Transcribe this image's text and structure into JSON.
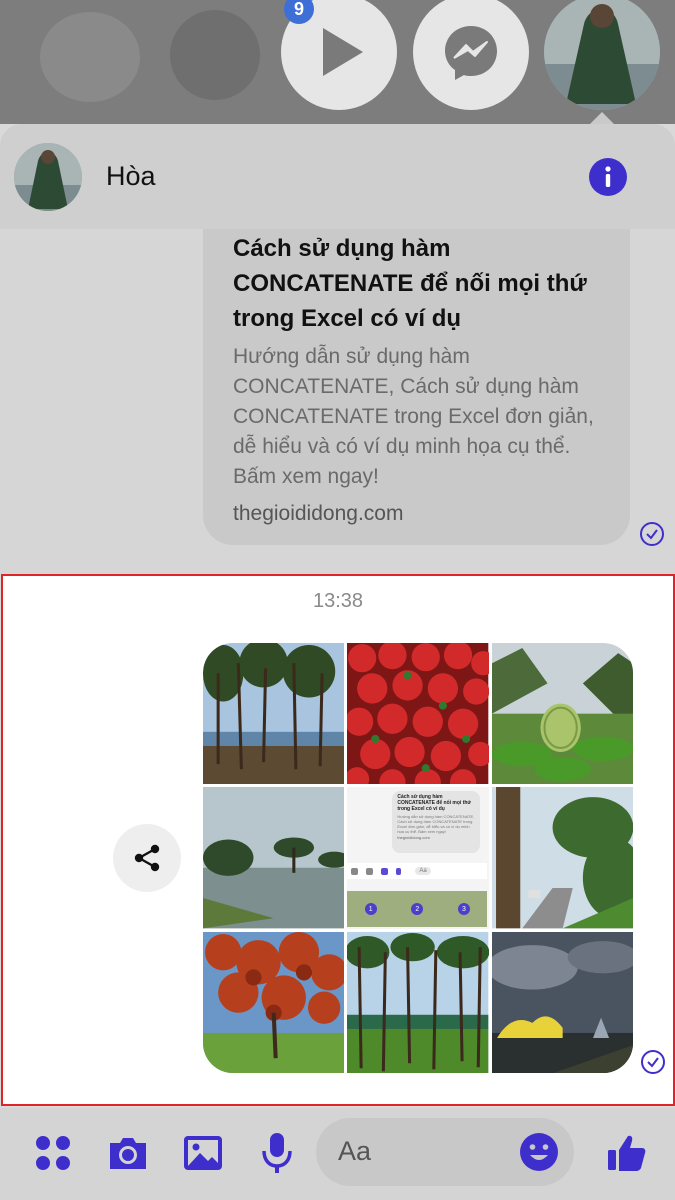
{
  "heads": {
    "badge": "9",
    "items": [
      "video-head",
      "messenger-head",
      "contact-avatar-head"
    ]
  },
  "header": {
    "contact_name": "Hòa",
    "info_icon": "info-icon"
  },
  "link_preview": {
    "title": "Cách sử dụng hàm CONCATENATE để nối mọi thứ trong Excel có ví dụ",
    "description": "Hướng dẫn sử dụng hàm CONCATENATE, Cách sử dụng hàm CONCATENATE trong Excel đơn giản, dễ hiểu và có ví dụ minh họa cụ thể. Bấm xem ngay!",
    "domain": "thegioididong.com"
  },
  "message": {
    "timestamp": "13:38",
    "photos": [
      "pine-forest-lake",
      "strawberries",
      "custard-apple-plant",
      "lake-with-pine-trees",
      "chat-screenshot",
      "roadside-forest",
      "red-flowering-tree",
      "pine-forest",
      "night-building"
    ],
    "thumbnail": {
      "title": "Cách sử dụng hàm CONCATENATE để nối mọi thứ trong Excel có ví dụ",
      "description": "Hướng dẫn sử dụng hàm CONCATENATE, Cách sử dụng hàm CONCATENATE trong Excel đơn giản, dễ hiểu và có ví dụ minh họa cụ thể. Bấm xem ngay!",
      "domain": "thegioididong.com",
      "placeholder": "Aa",
      "numbers": [
        "1",
        "2",
        "3"
      ]
    }
  },
  "composer": {
    "placeholder": "Aa"
  },
  "colors": {
    "accent": "#3e2fcc",
    "highlight_border": "#e0242a"
  }
}
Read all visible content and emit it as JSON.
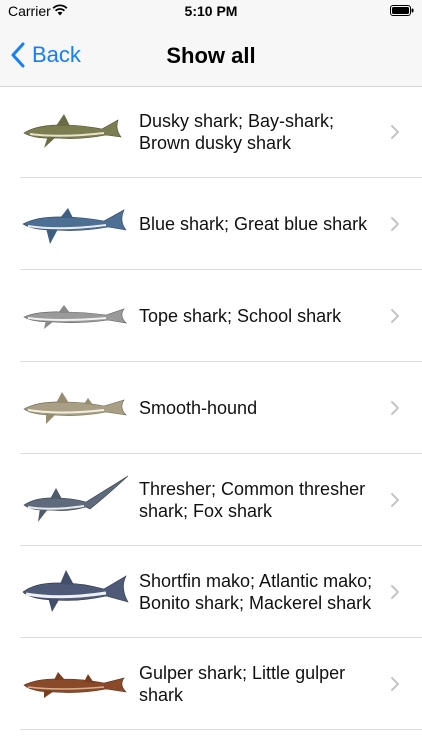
{
  "status": {
    "carrier": "Carrier",
    "time": "5:10 PM"
  },
  "nav": {
    "back_label": "Back",
    "title": "Show all"
  },
  "rows": [
    {
      "label": "Dusky shark; Bay-shark; Brown dusky shark"
    },
    {
      "label": "Blue shark; Great blue shark"
    },
    {
      "label": "Tope shark; School shark"
    },
    {
      "label": "Smooth-hound"
    },
    {
      "label": "Thresher; Common thresher shark; Fox shark"
    },
    {
      "label": "Shortfin mako; Atlantic mako; Bonito shark; Mackerel shark"
    },
    {
      "label": "Gulper shark; Little gulper shark"
    }
  ],
  "colors": {
    "accent": "#157efb",
    "nav_bg": "#f7f7f7",
    "separator": "#dcdcdc"
  }
}
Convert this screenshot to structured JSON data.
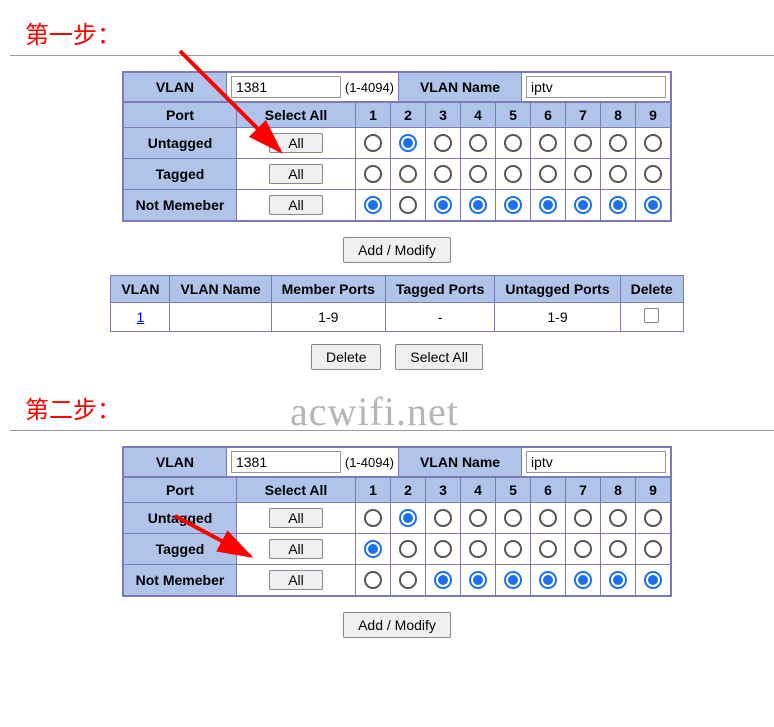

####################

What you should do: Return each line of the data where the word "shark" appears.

Solved problem:
      "label": "Dusky shark; Bay-shark; Brown dusky shark"
      "label": "Blue shark; Great blue shark"
      "label": "Tope shark; School shark"
      "label": "Thresher; Common thresher shark; Fox shark"
      "label": "Shortfin mako; Atlantic mako; Bonito shark; Mackerel shark"
      "label": "Gulper shark; Little gulper shark"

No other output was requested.